Contributing to such tendencies are the habits of newsrooms. In their 1989 book How Do Journalists Think?, S. Holly Stocking and Paget H. Gross note that a typical reporter launches into a story with an investigative hypothesis, one that is often bolstered during the reporting process by "confirmation bias."

"Confirmation bias." Condensing this--let's repeat, these journalists were not fair-minded because they couldn't/wouldn't acknowledge their biases -- only with great reluctance did they finally admit that the alleged killer is not a tea party right wing racist but rather mentally unstable, which incidentally is one issue that resonates with liberals who feel it doesn't with conservatives.

Still unable to let go of the fair-minded journalist, Grant continues the explanation revealing his/her own bias.


If the shootings in Arizona can serve as a springboard for discussing a significant, if not necessarily related, societal menace, why not let them do so? After all, much of the right truly has become unhinged.

Well, yes,
(italics added) but let's remember that the deaths caused by Jared Loughner were preventable. There were concrete things that could have been done and that we now should do. Some people think we should place more restrictions on gun ownership. Some think we should provide more security services to members of Congress. Some think we should have improved mental-health resources. Such solutions may be wise or foolish, but the point is that they are directly relevant to the tragedy of last weekend.


"[M]uch of the right truly has become unhinged." How's that for fair-minded, fair and balanced? It isn't.

 


These same fair-minded journalists, proven wrong but not willing to admit it will now slosh over their glaring mistakes seguing into learning from Tucson by demanding hmmm, let's see, the usual liberal tropes--gun control, improved mental health access and of course, shrieking equivalency by demanding that everyone tone down the divisiveness, ignoring its one sidedness.

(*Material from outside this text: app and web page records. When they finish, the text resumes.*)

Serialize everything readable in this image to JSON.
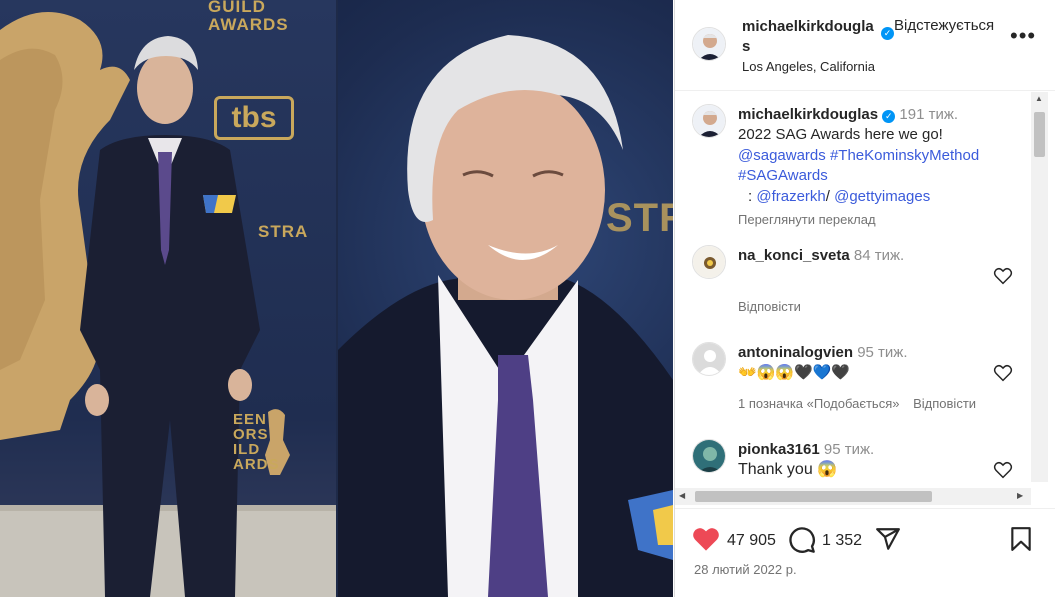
{
  "post": {
    "username": "michaelkirkdouglas",
    "follow_label": "Відстежується",
    "location": "Los Angeles, California",
    "more_label": "•••"
  },
  "photo": {
    "sag_top": "GUILD\nAWARDS",
    "tbs": "tbs",
    "stra": "STRA",
    "sag_bottom": "EEN\nORS\nILD\nARDS",
    "stra_right": "STRA"
  },
  "caption": {
    "username": "michaelkirkdouglas",
    "time": "191 тиж.",
    "text": "2022 SAG Awards here we go!",
    "link1": "@sagawards",
    "link2": "#TheKominskyMethod",
    "link3": "#SAGAwards",
    "credit_prefix": ":",
    "credit1": "@frazerkh",
    "credit_sep": "/",
    "credit2": "@gettyimages",
    "translate": "Переглянути переклад"
  },
  "comments": [
    {
      "username": "na_konci_sveta",
      "time": "84 тиж.",
      "text": "",
      "reply": "Відповісти",
      "likes": ""
    },
    {
      "username": "antoninalogvien",
      "time": "95 тиж.",
      "text": "👐😱😱🖤💙🖤",
      "reply": "Відповісти",
      "likes": "1 позначка «Подобається»"
    },
    {
      "username": "pionka3161",
      "time": "95 тиж.",
      "text": "Thank you 😱",
      "reply": "",
      "likes": ""
    }
  ],
  "stats": {
    "likes": "47 905",
    "comments": "1 352",
    "date": "28 лютий 2022 р."
  },
  "colors": {
    "like_red": "#ed4956",
    "link_blue": "#3b5bdb",
    "verified_blue": "#0095f6"
  }
}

Grant concludes
 

It's well past time for journalists to move on from what we don't know about the causes of last weekend's tragedy and grapple seriously with a great deal that we now do know-even if, God forbid, it means we'll have to abandon our hypotheses.

Starting with abandoning the journalists were fair-minded would be a great advance. We do know that.